→ Task description
Extract every record, exactly as written, and ignore the pictures.

Web page and app entries
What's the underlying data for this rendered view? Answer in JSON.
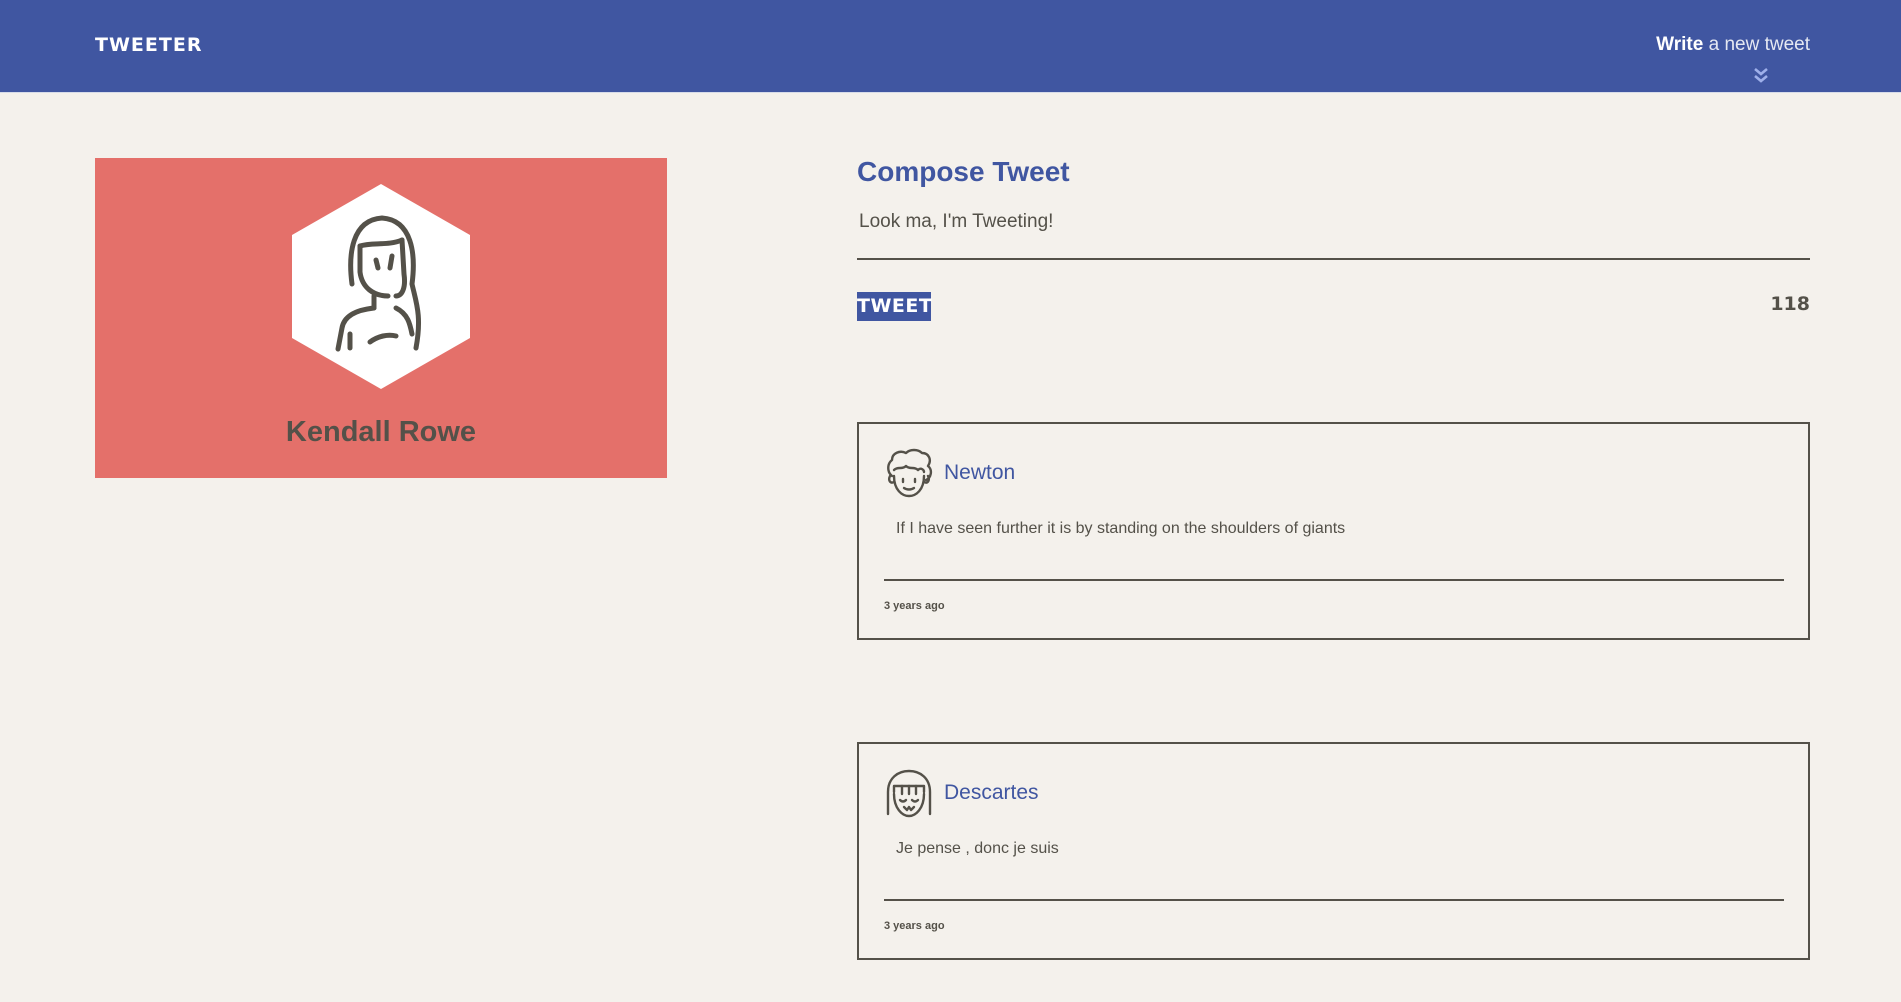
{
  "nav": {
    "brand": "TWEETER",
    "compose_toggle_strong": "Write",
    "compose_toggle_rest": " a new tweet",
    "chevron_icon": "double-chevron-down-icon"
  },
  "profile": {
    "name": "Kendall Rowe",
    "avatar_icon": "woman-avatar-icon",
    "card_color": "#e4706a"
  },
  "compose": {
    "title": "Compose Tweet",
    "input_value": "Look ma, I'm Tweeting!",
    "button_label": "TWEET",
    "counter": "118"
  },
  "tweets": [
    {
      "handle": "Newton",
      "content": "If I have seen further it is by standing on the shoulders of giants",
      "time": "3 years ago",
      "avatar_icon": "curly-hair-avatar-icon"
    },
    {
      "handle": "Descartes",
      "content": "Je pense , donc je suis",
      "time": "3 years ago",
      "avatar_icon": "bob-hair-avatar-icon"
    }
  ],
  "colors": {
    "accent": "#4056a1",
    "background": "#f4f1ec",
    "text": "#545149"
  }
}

→ Task output
What's the underlying data for this rendered view? Answer in JSON.
{
  "nav": {
    "brand": "TWEETER",
    "compose_toggle_strong": "Write",
    "compose_toggle_rest": " a new tweet",
    "chevron_icon": "double-chevron-down-icon"
  },
  "profile": {
    "name": "Kendall Rowe",
    "avatar_icon": "woman-avatar-icon",
    "card_color": "#e4706a"
  },
  "compose": {
    "title": "Compose Tweet",
    "input_value": "Look ma, I'm Tweeting!",
    "button_label": "TWEET",
    "counter": "118"
  },
  "tweets": [
    {
      "handle": "Newton",
      "content": "If I have seen further it is by standing on the shoulders of giants",
      "time": "3 years ago",
      "avatar_icon": "curly-hair-avatar-icon"
    },
    {
      "handle": "Descartes",
      "content": "Je pense , donc je suis",
      "time": "3 years ago",
      "avatar_icon": "bob-hair-avatar-icon"
    }
  ],
  "colors": {
    "accent": "#4056a1",
    "background": "#f4f1ec",
    "text": "#545149"
  }
}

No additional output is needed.